According to his team, all of the candidates who had been rejected were members of one or more of the protected classes whose definitions Ms. Patel had provided before his team began their interviews or members of a demographic group which, while not protected by regulation, was a major focus of Great Software’s diversity and inclusion program. That in itself was very revealing because, although his team were not trained recruiters, the combination of the candidate CVs and how well they handled their interviews suggested that at least some of them should have been offered positions.
And there was one more thing. In each case, where an otherwise qualified looking candidate — at least on paper — was turned down, it was Mr. Cummins, so not the hiring manager as had been the more usual procedure, who spoke with them and apologized, apparently sincerely, that they had not been offered a position. Reasons for their not being given an offer ranged from budgetary considerations and more experience desired to the position having already been filled or that the candidate was not a good cultural fit for the team, all vaguely stated and with no detail offered. Several of the candidates had commented that, in their experience, such feedback made them suspect discriminatory hiring practices, but it wasn’t a point that any of them intended to push lest it cost them other opportunities.
Ms. Patel picked up at this point and reported on her meetings with a number of the tick-marked hiring managers. She had known many of them for years so was not surprised that they were as mystified (or at least appeared to be) as the candidates were about why specific candidates had not been forwarded by Mr. Cummins with a recommendation to hire. Here too a series of vaguely stated reasons were given, e.g. failed background check, candidate decided to accept another offer, and maximum allowed salary range was well below candidate’s expectations. Of particular concern to Ms. Patel was that these hiring managers were losing valuable business results because it was taking so long to fill key positions.
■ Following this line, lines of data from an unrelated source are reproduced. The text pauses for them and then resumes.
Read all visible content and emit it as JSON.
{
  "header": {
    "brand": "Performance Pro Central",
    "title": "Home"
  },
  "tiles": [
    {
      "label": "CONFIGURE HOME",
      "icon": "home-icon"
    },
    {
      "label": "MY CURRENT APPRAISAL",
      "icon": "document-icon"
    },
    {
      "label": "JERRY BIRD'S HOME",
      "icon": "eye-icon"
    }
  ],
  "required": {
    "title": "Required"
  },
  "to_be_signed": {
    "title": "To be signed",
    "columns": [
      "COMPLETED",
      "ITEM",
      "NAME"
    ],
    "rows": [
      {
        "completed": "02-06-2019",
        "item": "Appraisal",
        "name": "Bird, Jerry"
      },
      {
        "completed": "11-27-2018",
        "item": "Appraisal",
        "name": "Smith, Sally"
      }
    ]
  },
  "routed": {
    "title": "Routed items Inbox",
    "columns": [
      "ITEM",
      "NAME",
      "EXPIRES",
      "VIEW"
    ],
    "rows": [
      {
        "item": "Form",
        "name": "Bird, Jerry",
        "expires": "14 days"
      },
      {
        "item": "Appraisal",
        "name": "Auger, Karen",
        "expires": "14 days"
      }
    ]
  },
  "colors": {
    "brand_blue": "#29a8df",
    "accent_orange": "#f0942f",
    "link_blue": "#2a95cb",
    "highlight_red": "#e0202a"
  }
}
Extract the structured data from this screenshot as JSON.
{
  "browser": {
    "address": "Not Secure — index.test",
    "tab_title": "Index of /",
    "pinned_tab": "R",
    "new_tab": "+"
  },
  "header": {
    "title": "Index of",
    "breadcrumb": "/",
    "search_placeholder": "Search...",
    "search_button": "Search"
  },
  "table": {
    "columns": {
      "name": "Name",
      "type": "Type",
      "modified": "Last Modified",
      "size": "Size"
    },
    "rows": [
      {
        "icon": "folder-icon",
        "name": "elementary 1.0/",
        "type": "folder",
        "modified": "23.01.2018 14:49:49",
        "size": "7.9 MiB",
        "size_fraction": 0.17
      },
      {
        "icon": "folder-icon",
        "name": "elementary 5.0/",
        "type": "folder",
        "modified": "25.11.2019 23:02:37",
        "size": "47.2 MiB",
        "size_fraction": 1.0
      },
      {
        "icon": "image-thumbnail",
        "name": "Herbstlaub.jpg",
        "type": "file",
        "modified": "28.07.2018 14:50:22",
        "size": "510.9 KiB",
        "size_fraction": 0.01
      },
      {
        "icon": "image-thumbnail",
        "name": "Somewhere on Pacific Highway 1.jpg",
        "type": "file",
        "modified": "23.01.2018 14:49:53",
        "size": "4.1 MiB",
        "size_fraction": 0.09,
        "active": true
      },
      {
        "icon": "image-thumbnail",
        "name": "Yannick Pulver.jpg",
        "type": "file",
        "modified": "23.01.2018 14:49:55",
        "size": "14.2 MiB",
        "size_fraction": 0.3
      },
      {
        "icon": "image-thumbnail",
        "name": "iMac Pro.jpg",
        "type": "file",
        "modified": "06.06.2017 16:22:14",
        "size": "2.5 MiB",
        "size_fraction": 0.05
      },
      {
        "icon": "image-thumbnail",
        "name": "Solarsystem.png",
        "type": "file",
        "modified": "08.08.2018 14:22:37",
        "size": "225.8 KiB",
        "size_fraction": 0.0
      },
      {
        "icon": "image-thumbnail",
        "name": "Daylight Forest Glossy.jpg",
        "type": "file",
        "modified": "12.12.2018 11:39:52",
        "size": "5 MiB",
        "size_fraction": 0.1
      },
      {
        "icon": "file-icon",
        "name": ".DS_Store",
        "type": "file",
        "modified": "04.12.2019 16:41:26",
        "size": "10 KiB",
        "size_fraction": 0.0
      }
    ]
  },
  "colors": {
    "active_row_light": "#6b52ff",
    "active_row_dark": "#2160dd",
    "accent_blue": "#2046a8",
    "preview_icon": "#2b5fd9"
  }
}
Sitting quietly while Fritz and Patel shared what they had learned, Zelda found herself with a new train of thought. Why would Cummins be rejecting at least superficially well-suited candidates for key positions with vague explanations to both hiring managers and the candidates themselves? Knowing the pressure that the open chief architect position was placing on her project’s chances of success, she understood that her fellow hiring managers would also be feeling that pressure and would be relaying it to Mr. Cummins, as she had been doing, on a regular basis. So why would a recruiter, whose raison d’etre was to satisfy the hiring needs of people like her, appear to be using phony explanations to cover up an apparently discriminatory recruiting process whose results were putting his own success, even his employment, in jeopardy?
At least to Zelda, this looked as though Mr. Cummins was acting against his own self interest, and that led her to another thought. The only explanation Zelda could come up with was that Mr. Cummins’ behavior was in response to pressure from someone with greater negative influence, even power, over Mr. Cummins than the inner-directed pressure she had always seen in him to be responsive, first and foremost, to his customers, so to those hiring managers. But how could someone have that much influence or control over Mr. Cummins? And who could that someone be? When Fritz and Patel had wound down a bit, Zelda shared these thoughts with some trepidation, fearing that the other two would think she’d been reading too many thrillers.
Stay Tuned For Chapter XVII